All of the data needs to be reproduced with no alterations.
====== SUPPLIED RECORDS ======
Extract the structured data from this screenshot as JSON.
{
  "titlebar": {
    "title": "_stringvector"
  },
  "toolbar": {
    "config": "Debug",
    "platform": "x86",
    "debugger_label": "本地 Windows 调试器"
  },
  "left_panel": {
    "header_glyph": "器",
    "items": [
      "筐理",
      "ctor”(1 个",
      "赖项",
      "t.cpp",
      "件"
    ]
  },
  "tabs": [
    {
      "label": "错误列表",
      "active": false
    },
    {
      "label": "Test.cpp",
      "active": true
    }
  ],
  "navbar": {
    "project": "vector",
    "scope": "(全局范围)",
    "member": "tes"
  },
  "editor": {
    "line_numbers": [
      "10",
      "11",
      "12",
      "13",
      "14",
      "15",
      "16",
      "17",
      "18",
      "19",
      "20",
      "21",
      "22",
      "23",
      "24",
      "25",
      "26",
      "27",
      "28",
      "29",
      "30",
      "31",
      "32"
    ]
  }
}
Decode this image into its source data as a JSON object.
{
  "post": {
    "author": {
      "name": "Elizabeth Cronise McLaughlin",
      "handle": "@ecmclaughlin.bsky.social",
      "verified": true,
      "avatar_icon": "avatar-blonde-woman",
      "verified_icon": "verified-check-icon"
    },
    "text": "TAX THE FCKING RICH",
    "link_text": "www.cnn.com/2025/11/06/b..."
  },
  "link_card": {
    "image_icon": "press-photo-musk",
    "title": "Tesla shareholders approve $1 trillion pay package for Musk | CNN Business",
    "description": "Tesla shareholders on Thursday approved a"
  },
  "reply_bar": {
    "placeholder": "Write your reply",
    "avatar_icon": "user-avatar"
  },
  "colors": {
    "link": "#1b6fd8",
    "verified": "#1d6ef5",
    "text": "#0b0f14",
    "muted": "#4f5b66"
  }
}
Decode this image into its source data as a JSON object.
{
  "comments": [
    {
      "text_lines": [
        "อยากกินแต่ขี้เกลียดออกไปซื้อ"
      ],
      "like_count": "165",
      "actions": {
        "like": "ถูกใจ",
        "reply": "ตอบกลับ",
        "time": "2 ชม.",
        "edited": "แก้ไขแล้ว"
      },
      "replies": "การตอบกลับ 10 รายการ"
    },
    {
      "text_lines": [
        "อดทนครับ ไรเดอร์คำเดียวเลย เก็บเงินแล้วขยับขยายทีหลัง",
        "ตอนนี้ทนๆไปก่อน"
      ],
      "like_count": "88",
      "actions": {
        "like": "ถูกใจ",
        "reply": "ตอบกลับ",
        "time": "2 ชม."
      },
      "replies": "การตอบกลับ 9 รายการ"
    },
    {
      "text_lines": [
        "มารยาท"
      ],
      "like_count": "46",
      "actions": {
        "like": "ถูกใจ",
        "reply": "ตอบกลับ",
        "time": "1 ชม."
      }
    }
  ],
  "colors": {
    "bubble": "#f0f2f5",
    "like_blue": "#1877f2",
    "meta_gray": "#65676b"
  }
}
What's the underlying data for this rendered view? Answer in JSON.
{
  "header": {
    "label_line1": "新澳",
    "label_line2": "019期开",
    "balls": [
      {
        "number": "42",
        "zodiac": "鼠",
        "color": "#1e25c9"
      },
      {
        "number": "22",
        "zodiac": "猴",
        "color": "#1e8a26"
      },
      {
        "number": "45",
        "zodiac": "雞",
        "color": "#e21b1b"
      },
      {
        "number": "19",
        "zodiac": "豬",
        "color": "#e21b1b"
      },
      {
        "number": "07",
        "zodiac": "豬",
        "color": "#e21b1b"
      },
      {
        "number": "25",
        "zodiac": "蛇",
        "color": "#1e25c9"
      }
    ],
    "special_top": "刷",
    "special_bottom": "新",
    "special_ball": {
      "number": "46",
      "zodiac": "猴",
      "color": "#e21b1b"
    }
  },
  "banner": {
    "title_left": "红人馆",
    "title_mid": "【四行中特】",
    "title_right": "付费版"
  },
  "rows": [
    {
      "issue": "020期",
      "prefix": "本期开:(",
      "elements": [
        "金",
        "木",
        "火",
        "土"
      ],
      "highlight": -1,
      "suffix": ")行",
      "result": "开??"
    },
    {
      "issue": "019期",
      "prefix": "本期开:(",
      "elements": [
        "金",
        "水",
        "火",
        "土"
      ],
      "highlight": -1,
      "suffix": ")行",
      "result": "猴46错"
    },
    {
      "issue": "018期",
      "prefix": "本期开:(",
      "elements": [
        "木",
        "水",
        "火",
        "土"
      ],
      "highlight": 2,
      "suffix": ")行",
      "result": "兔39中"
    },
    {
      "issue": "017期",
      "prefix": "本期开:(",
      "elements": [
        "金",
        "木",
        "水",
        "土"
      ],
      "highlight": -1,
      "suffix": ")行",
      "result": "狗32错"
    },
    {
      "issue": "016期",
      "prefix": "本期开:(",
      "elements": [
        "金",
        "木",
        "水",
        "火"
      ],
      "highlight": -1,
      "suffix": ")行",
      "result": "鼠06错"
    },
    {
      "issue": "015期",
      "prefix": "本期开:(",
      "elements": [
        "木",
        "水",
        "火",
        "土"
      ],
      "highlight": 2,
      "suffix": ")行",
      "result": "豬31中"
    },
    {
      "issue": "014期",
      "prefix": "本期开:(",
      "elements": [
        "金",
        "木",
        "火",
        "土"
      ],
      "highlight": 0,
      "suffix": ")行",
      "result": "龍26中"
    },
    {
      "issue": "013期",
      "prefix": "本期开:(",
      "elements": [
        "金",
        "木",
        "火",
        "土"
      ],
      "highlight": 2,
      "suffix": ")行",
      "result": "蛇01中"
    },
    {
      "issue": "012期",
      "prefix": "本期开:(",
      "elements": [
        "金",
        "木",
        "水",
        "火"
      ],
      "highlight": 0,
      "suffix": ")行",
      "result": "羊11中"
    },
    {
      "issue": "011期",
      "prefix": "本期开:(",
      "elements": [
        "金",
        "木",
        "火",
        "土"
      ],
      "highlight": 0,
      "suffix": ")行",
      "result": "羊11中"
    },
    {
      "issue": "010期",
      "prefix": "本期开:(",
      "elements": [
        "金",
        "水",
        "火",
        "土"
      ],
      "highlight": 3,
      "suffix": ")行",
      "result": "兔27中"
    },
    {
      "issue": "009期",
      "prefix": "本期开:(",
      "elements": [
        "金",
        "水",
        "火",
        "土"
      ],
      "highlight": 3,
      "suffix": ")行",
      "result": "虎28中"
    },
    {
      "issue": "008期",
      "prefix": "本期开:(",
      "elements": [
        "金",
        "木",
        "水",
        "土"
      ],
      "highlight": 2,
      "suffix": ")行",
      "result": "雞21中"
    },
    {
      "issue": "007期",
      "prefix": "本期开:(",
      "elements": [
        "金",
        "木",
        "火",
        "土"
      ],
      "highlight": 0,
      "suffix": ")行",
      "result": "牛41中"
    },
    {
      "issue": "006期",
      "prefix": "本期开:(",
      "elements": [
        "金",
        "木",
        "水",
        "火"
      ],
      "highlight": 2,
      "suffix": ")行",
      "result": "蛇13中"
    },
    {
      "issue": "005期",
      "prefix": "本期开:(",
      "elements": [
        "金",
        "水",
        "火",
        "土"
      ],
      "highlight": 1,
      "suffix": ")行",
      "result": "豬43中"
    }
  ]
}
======
▶ [FINISHED TASK]
Extract the structured data from this screenshot as JSON.
{
  "titlebar": {
    "title": "_stringvector"
  },
  "toolbar": {
    "config": "Debug",
    "platform": "x86",
    "debugger_label": "本地 Windows 调试器"
  },
  "left_panel": {
    "header_glyph": "器",
    "items": [
      "筐理",
      "ctor”(1 个",
      "赖项",
      "t.cpp",
      "件"
    ]
  },
  "tabs": [
    {
      "label": "错误列表",
      "active": false
    },
    {
      "label": "Test.cpp",
      "active": true
    }
  ],
  "navbar": {
    "project": "vector",
    "scope": "(全局范围)",
    "member": "tes"
  },
  "editor": {
    "line_numbers": [
      "10",
      "11",
      "12",
      "13",
      "14",
      "15",
      "16",
      "17",
      "18",
      "19",
      "20",
      "21",
      "22",
      "23",
      "24",
      "25",
      "26",
      "27",
      "28",
      "29",
      "30",
      "31",
      "32"
    ]
  }
}
Decode this image into its source data as a JSON object.
{
  "post": {
    "author": {
      "name": "Elizabeth Cronise McLaughlin",
      "handle": "@ecmclaughlin.bsky.social",
      "verified": true,
      "avatar_icon": "avatar-blonde-woman",
      "verified_icon": "verified-check-icon"
    },
    "text": "TAX THE FCKING RICH",
    "link_text": "www.cnn.com/2025/11/06/b..."
  },
  "link_card": {
    "image_icon": "press-photo-musk",
    "title": "Tesla shareholders approve $1 trillion pay package for Musk | CNN Business",
    "description": "Tesla shareholders on Thursday approved a"
  },
  "reply_bar": {
    "placeholder": "Write your reply",
    "avatar_icon": "user-avatar"
  },
  "colors": {
    "link": "#1b6fd8",
    "verified": "#1d6ef5",
    "text": "#0b0f14",
    "muted": "#4f5b66"
  }
}
Decode this image into its source data as a JSON object.
{
  "comments": [
    {
      "text_lines": [
        "อยากกินแต่ขี้เกลียดออกไปซื้อ"
      ],
      "like_count": "165",
      "actions": {
        "like": "ถูกใจ",
        "reply": "ตอบกลับ",
        "time": "2 ชม.",
        "edited": "แก้ไขแล้ว"
      },
      "replies": "การตอบกลับ 10 รายการ"
    },
    {
      "text_lines": [
        "อดทนครับ ไรเดอร์คำเดียวเลย เก็บเงินแล้วขยับขยายทีหลัง",
        "ตอนนี้ทนๆไปก่อน"
      ],
      "like_count": "88",
      "actions": {
        "like": "ถูกใจ",
        "reply": "ตอบกลับ",
        "time": "2 ชม."
      },
      "replies": "การตอบกลับ 9 รายการ"
    },
    {
      "text_lines": [
        "มารยาท"
      ],
      "like_count": "46",
      "actions": {
        "like": "ถูกใจ",
        "reply": "ตอบกลับ",
        "time": "1 ชม."
      }
    }
  ],
  "colors": {
    "bubble": "#f0f2f5",
    "like_blue": "#1877f2",
    "meta_gray": "#65676b"
  }
}
What's the underlying data for this rendered view? Answer in JSON.
{
  "header": {
    "label_line1": "新澳",
    "label_line2": "019期开",
    "balls": [
      {
        "number": "42",
        "zodiac": "鼠",
        "color": "#1e25c9"
      },
      {
        "number": "22",
        "zodiac": "猴",
        "color": "#1e8a26"
      },
      {
        "number": "45",
        "zodiac": "雞",
        "color": "#e21b1b"
      },
      {
        "number": "19",
        "zodiac": "豬",
        "color": "#e21b1b"
      },
      {
        "number": "07",
        "zodiac": "豬",
        "color": "#e21b1b"
      },
      {
        "number": "25",
        "zodiac": "蛇",
        "color": "#1e25c9"
      }
    ],
    "special_top": "刷",
    "special_bottom": "新",
    "special_ball": {
      "number": "46",
      "zodiac": "猴",
      "color": "#e21b1b"
    }
  },
  "banner": {
    "title_left": "红人馆",
    "title_mid": "【四行中特】",
    "title_right": "付费版"
  },
  "rows": [
    {
      "issue": "020期",
      "prefix": "本期开:(",
      "elements": [
        "金",
        "木",
        "火",
        "土"
      ],
      "highlight": -1,
      "suffix": ")行",
      "result": "开??"
    },
    {
      "issue": "019期",
      "prefix": "本期开:(",
      "elements": [
        "金",
        "水",
        "火",
        "土"
      ],
      "highlight": -1,
      "suffix": ")行",
      "result": "猴46错"
    },
    {
      "issue": "018期",
      "prefix": "本期开:(",
      "elements": [
        "木",
        "水",
        "火",
        "土"
      ],
      "highlight": 2,
      "suffix": ")行",
      "result": "兔39中"
    },
    {
      "issue": "017期",
      "prefix": "本期开:(",
      "elements": [
        "金",
        "木",
        "水",
        "土"
      ],
      "highlight": -1,
      "suffix": ")行",
      "result": "狗32错"
    },
    {
      "issue": "016期",
      "prefix": "本期开:(",
      "elements": [
        "金",
        "木",
        "水",
        "火"
      ],
      "highlight": -1,
      "suffix": ")行",
      "result": "鼠06错"
    },
    {
      "issue": "015期",
      "prefix": "本期开:(",
      "elements": [
        "木",
        "水",
        "火",
        "土"
      ],
      "highlight": 2,
      "suffix": ")行",
      "result": "豬31中"
    },
    {
      "issue": "014期",
      "prefix": "本期开:(",
      "elements": [
        "金",
        "木",
        "火",
        "土"
      ],
      "highlight": 0,
      "suffix": ")行",
      "result": "龍26中"
    },
    {
      "issue": "013期",
      "prefix": "本期开:(",
      "elements": [
        "金",
        "木",
        "火",
        "土"
      ],
      "highlight": 2,
      "suffix": ")行",
      "result": "蛇01中"
    },
    {
      "issue": "012期",
      "prefix": "本期开:(",
      "elements": [
        "金",
        "木",
        "水",
        "火"
      ],
      "highlight": 0,
      "suffix": ")行",
      "result": "羊11中"
    },
    {
      "issue": "011期",
      "prefix": "本期开:(",
      "elements": [
        "金",
        "木",
        "火",
        "土"
      ],
      "highlight": 0,
      "suffix": ")行",
      "result": "羊11中"
    },
    {
      "issue": "010期",
      "prefix": "本期开:(",
      "elements": [
        "金",
        "水",
        "火",
        "土"
      ],
      "highlight": 3,
      "suffix": ")行",
      "result": "兔27中"
    },
    {
      "issue": "009期",
      "prefix": "本期开:(",
      "elements": [
        "金",
        "水",
        "火",
        "土"
      ],
      "highlight": 3,
      "suffix": ")行",
      "result": "虎28中"
    },
    {
      "issue": "008期",
      "prefix": "本期开:(",
      "elements": [
        "金",
        "木",
        "水",
        "土"
      ],
      "highlight": 2,
      "suffix": ")行",
      "result": "雞21中"
    },
    {
      "issue": "007期",
      "prefix": "本期开:(",
      "elements": [
        "金",
        "木",
        "火",
        "土"
      ],
      "highlight": 0,
      "suffix": ")行",
      "result": "牛41中"
    },
    {
      "issue": "006期",
      "prefix": "本期开:(",
      "elements": [
        "金",
        "木",
        "水",
        "火"
      ],
      "highlight": 2,
      "suffix": ")行",
      "result": "蛇13中"
    },
    {
      "issue": "005期",
      "prefix": "本期开:(",
      "elements": [
        "金",
        "水",
        "火",
        "土"
      ],
      "highlight": 1,
      "suffix": ")行",
      "result": "豬43中"
    }
  ]
}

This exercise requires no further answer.